OCD, Paranoid Features, or Depressed Features
Some men are afraid of relationships because they have an overall approach that makes relationships extremely anxiety-provoking. Men who have OCD or OCD features are often afraid of relationships because of the uncertainty and lack of control that come with them. People with OCD have a very high need for structure and need to feel that their environment is extremely controlled and predictable. The thought of dealing with messy emotions and having to share an emotional life, as well as a physical space, is often too much to bear.
Men who have a paranoid personality type are often afraid of relationships, as well. Paranoid men are hypervigilant about their environment and screen everyone who comes into their space. They are extremely aware of hierarchies of power and carry the ongoing fear that someone is going to trap them somehow and take advantage of them. For these reasons, reliance and dependence on another person are incredibly far-out notions for the paranoid man.
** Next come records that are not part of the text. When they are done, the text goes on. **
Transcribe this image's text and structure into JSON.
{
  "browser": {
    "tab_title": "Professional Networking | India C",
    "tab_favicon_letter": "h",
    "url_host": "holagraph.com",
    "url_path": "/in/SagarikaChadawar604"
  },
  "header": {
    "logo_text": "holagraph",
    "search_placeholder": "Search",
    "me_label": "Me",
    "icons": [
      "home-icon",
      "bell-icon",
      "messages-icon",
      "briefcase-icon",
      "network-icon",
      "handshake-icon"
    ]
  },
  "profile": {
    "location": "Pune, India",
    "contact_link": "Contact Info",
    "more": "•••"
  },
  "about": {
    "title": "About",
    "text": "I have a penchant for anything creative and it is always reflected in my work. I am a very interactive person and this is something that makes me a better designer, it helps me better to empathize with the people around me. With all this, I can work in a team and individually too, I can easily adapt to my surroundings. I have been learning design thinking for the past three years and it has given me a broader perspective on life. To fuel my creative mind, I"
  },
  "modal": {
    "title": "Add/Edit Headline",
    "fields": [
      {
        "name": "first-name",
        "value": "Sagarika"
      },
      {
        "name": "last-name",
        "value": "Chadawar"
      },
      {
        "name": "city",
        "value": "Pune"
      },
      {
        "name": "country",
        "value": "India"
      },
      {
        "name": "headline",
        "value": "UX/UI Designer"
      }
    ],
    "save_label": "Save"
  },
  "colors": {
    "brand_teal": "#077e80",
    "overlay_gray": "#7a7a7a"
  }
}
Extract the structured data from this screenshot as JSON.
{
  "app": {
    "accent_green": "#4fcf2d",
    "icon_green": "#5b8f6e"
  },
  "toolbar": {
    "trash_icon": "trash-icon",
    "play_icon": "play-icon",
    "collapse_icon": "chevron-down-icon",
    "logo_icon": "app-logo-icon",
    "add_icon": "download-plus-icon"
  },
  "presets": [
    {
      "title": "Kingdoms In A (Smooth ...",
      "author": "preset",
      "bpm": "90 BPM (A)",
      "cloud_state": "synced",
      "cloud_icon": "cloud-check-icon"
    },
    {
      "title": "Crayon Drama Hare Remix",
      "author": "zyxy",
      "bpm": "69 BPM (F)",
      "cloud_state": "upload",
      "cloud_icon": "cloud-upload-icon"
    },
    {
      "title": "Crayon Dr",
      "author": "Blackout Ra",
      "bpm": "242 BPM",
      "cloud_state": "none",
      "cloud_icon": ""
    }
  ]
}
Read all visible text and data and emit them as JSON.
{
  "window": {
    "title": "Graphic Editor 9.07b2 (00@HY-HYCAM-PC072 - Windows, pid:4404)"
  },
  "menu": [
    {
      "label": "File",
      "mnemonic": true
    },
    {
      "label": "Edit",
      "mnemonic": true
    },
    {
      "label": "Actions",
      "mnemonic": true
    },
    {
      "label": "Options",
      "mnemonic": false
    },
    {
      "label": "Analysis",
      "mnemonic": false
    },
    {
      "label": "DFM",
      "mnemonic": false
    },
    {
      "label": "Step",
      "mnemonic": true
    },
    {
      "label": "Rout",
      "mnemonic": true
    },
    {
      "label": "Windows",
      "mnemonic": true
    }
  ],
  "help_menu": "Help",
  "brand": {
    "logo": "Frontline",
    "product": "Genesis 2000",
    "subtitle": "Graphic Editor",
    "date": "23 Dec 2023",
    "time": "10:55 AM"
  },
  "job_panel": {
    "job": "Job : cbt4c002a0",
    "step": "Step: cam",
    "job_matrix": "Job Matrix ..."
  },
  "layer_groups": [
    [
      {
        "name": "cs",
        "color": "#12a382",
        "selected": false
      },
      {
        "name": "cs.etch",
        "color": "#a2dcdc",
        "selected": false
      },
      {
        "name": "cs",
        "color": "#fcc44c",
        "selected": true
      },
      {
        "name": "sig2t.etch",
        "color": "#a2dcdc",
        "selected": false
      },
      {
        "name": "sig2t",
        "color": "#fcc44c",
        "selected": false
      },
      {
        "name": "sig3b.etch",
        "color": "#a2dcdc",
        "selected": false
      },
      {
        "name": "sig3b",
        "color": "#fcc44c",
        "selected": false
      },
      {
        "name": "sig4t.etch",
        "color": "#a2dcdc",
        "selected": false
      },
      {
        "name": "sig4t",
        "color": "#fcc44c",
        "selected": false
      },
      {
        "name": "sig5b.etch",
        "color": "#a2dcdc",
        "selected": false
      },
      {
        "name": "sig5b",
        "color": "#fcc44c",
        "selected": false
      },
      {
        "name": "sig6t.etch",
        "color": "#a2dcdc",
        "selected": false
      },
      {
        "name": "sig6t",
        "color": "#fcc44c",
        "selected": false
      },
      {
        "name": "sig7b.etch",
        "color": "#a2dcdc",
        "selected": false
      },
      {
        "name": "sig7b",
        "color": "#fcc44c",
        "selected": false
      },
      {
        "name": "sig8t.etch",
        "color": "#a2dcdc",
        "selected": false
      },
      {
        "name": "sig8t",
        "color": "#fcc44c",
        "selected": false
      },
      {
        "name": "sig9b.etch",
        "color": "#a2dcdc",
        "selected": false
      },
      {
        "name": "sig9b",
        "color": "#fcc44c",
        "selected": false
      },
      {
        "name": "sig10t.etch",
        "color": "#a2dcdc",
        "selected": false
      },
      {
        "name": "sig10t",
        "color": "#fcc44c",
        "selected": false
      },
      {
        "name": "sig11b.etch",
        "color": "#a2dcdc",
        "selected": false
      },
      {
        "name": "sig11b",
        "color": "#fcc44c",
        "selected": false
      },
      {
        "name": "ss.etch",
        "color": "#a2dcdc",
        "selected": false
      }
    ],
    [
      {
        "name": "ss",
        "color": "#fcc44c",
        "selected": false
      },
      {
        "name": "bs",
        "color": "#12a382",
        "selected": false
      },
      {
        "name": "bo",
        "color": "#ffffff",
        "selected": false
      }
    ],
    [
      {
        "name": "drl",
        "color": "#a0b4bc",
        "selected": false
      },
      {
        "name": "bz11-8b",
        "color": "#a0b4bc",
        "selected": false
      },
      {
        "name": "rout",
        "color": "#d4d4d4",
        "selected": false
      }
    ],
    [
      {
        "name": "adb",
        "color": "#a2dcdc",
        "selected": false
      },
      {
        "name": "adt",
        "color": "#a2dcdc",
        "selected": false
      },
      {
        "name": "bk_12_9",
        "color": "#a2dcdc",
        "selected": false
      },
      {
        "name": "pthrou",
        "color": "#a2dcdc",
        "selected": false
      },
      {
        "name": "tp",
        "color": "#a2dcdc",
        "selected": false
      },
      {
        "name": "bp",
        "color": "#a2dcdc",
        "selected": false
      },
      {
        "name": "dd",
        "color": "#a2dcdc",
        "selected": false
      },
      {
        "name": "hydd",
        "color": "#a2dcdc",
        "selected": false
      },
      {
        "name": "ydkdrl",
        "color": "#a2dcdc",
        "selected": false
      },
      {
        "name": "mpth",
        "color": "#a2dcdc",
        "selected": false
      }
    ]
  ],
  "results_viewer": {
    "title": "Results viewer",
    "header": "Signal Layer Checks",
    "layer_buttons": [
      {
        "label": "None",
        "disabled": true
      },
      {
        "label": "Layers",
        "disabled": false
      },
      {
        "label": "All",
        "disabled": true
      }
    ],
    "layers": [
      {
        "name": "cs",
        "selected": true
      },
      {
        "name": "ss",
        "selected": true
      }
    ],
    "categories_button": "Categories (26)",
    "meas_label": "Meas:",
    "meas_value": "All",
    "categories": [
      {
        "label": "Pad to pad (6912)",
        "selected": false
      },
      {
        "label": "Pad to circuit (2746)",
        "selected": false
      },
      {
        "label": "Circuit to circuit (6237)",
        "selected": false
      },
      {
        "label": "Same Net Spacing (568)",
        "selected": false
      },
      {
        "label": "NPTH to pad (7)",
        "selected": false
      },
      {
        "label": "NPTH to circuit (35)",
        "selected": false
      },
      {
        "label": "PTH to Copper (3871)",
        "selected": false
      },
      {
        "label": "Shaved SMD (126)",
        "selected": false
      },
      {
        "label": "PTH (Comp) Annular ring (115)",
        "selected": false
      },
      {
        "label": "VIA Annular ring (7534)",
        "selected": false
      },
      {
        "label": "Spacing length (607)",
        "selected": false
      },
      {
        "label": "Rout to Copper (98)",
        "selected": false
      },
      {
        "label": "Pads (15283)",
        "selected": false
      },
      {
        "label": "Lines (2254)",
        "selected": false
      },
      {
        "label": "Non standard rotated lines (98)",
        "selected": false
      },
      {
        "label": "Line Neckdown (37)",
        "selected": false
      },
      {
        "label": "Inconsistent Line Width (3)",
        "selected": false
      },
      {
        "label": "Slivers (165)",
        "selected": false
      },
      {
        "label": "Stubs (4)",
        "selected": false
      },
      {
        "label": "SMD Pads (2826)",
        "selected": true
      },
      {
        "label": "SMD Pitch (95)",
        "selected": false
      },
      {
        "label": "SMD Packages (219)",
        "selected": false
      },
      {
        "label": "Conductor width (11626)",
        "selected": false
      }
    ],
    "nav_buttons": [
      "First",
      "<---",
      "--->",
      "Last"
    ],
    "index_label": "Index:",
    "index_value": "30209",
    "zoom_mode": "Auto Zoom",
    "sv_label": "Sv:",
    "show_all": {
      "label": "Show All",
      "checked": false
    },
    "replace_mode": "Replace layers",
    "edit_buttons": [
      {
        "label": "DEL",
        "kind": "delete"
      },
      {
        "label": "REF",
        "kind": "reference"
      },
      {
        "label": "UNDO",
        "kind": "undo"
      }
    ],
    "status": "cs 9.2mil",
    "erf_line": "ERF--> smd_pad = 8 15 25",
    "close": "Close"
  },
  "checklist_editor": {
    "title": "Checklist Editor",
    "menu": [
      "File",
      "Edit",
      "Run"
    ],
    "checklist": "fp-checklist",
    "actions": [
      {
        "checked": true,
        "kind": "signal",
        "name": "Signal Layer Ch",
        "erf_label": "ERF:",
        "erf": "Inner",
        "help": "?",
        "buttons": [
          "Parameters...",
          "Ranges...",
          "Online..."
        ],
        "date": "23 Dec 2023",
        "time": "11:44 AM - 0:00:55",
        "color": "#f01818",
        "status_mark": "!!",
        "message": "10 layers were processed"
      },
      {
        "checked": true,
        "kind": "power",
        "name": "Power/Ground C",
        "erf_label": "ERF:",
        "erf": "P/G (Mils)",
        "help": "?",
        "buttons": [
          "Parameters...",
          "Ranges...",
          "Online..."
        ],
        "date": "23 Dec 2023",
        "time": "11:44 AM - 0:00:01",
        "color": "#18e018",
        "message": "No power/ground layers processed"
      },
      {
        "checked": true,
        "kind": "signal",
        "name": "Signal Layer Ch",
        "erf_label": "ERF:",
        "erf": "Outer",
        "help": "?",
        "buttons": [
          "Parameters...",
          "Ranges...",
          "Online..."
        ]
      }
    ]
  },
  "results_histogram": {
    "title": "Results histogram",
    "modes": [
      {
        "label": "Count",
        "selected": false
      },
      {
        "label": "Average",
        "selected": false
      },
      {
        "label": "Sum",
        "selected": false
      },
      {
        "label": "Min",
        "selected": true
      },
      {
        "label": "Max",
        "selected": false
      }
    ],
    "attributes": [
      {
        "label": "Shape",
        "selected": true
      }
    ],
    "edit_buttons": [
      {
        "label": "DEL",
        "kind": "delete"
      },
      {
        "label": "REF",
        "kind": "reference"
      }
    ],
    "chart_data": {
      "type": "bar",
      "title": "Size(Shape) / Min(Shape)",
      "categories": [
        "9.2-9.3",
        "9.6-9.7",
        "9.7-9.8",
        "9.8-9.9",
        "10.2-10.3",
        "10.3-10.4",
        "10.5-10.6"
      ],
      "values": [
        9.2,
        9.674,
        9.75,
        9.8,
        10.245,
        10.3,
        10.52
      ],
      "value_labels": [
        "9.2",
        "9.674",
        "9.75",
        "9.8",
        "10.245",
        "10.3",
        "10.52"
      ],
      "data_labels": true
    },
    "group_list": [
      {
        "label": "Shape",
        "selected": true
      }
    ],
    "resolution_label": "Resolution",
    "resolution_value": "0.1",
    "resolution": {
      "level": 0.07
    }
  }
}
Suffering from depression or having depressive symptoms has everything to do with relationship status. Single, depressed men suffer from low motivation and often feel bad about themselves. The idea of a relationship sounds extremely complicated to these men and, in addition, sounds like too much work for someone who is truly dealing with ongoing depressed feelings. Keep in mind that many men don't talk openly about feeling depressed, so you may not even know the real reason why a given man is afraid of relationships—you just know something is off.
If you're not a therapist (or a follower of any number of off-the-wall, extreme docu-reality shows), you would probably be more than a little surprised to know how many addictions people suffer from. Some addictions are more obvious, while others are easier to hide.
Part of what comes with the addictive process is extreme guardedness: The addict becomes hypervigilant about who they get close to, and they avoid anyone who is going to hold them accountable. Think about it: Having a partner is going to cause an addict—someone in the throes of denial—to feel incredibly anxious, and in such a situation, the addict would find a way to escape.
Now that you know about some of the reasons why men fear relationships, consider for a moment the paradox that many men who have a secret fear of relationships are often in relationships! In the relationships, this man often has a hard time maintaining closeness with his partner for any significant length of time: He either never lets them fully in, always keeping them at a distance, or he cheats, abuses, or withholds sex or affection from time to time.
Other men who are afraid of relationships never even try to settle down: They're the bachelors at 40, never having married; the charming uncle who never brings the same woman to gatherings more than once; or the man who says he wants something long-term, but distracts himself with types who are completely inappropriate, so the relationship never has any real chance of going anywhere.
If you have become involved with a man you believe has a fear of relationships, talk to him about it. Tell him what you believe and what you see, and do it in a casual, nonjudgmental manner. If you really want to make a romantic relationship with him work well, offer to go to couples therapy to help him—and you, too!—flesh out these issues.
There is hope for men who are afraid of relationships, but they must be disciplined about trying to change and honest with themselves about how dysfunctional their romantic life has been as a result of their relationship fears.
Thelen, M.; Vander Wal, J.; Thomas, A.; Harmon, R. Gender Differences Among Dating Couples. Behavior Modification, April 2000, 24 (2), 223-240.